Atlantic Hockey is already home to the Air Force Academy and U.S. Military Academy at West Point, so there’s the natural fit to have all the service academies as conference foes. Navy, which fields a club-level team in the American Collegiate Hockey Association, already has a rink on campus, albeit tiny by Division I standards, but not necessarily prohibitive.
A program at Navy extends college hockey’s footprint down the Atlantic Coast and nestles it near the Baltimore and Washington, D.C., media markets.
It makes all the sense in the world, but according to DeGregorio, the athletics department in Annapolis is focused on building towards its football team’s joining the Big East in 2015. Depending on how that goes, the infrastructure is already there essentially to make hockey a reality.
Anytime you talk about expansion anymore, Navy should come up. There are plenty of incentives for all parties for this to happen, so there’s a real possibility here.

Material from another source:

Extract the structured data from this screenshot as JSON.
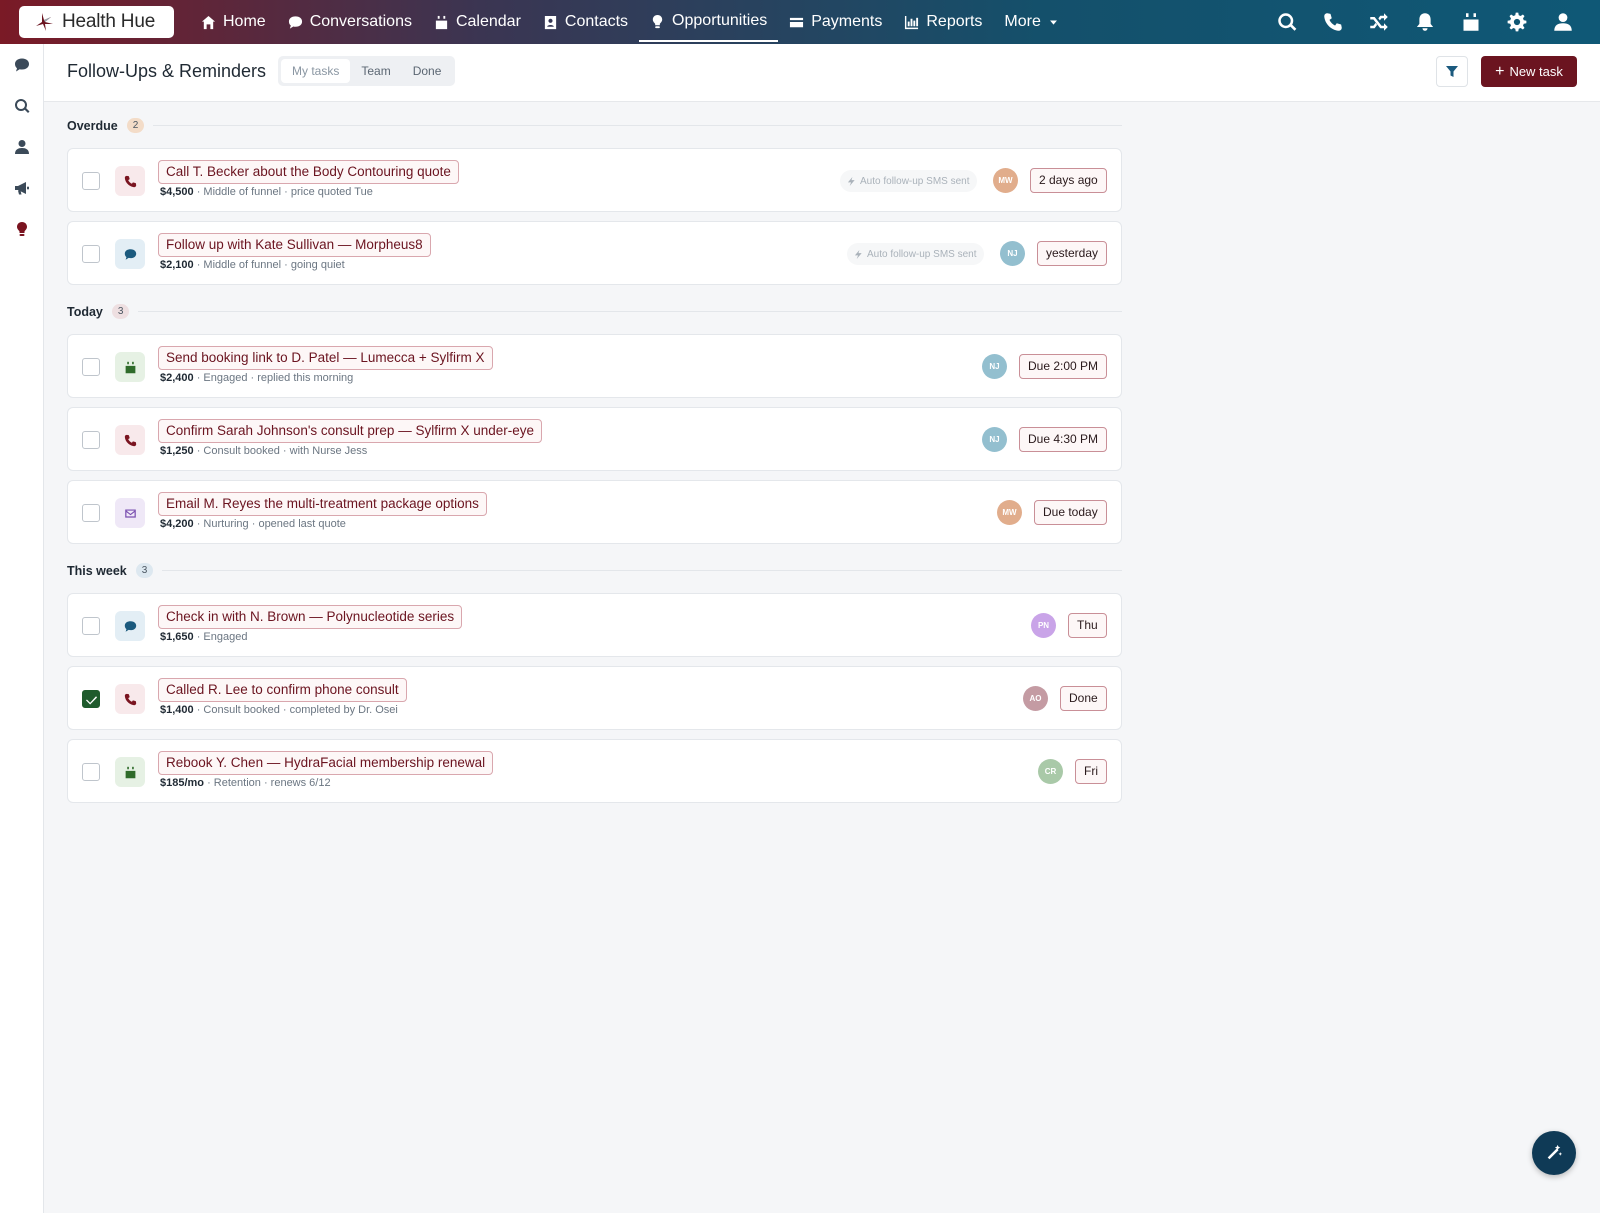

Getting back to Alabama-Huntsville, Atlantic Hockey will have a spot for the Chargers, but that doesn’t mean it’s the best fit. Judging by the way DeGregorio phrased things to Lerch, it kind of sounds like he doesn’t think so either.
“They are focused on the WCHA right now and I think they would be a very good fit there. It’s important to college hockey that this program continue.”
It sounds a little bit like DeGregorio is admonishing the WCHA to bite that bullet.
Then there was this tweet from College Hockey News
Our information remains the same – Alabama-Huntsville, right or wrong, will never be accepted to Atlantic Hockey – must keep targeting WCHA
— College Hockey News (@chnews) November 15, 2012
That’s a little disappointing to hear, but at the same time it makes some amount of sense. The hockey budgets are relatively small in Atlantic Hockey and annual trips to Alabama would continue stretching those budgets thin.
This season UAH had one home series against a Division I opponent and there won’t be any more. One. Tough to generate gate revenue when you’re never home.
It needs a conference to bring in those home games. Whether its Atlantic Hockey or the WCHA is somewhat irrelevant to the Chargers. However, as realignment takes hold, neither Atlantic Hockey, nor the WCHA may be in a position to take on the Chargers.
DeGregorio is right about one thing. College hockey’s southernmost team is important. It shouldn’t work, but through a commitment from the university and the community, it’s remained. A conference could make it thrive, which would only open the door for more expansion down the road. Without the conferences, however, it is unlikely the team would be sustainable and down goes realignment’s first victim.
College Hockey, Inc., has been active in reaching out to schools in regards to expansion. Should realignment bring about new college teams, it only helps the entire game grow, which helps everyone in the end.
It creates more opportunities for players, a chance to attract a larger population of fans and gives college hockey more of a foothold in the national sports landscape.
It is going to take years, perhaps many years to properly survey the success, or lack thereof, of the forthcoming realignment Expansion could go nowhere, but there are opportunities now that didn’t exist before, which makes it awfully exciting. Hopefully there are more births than deaths, but only time will tell.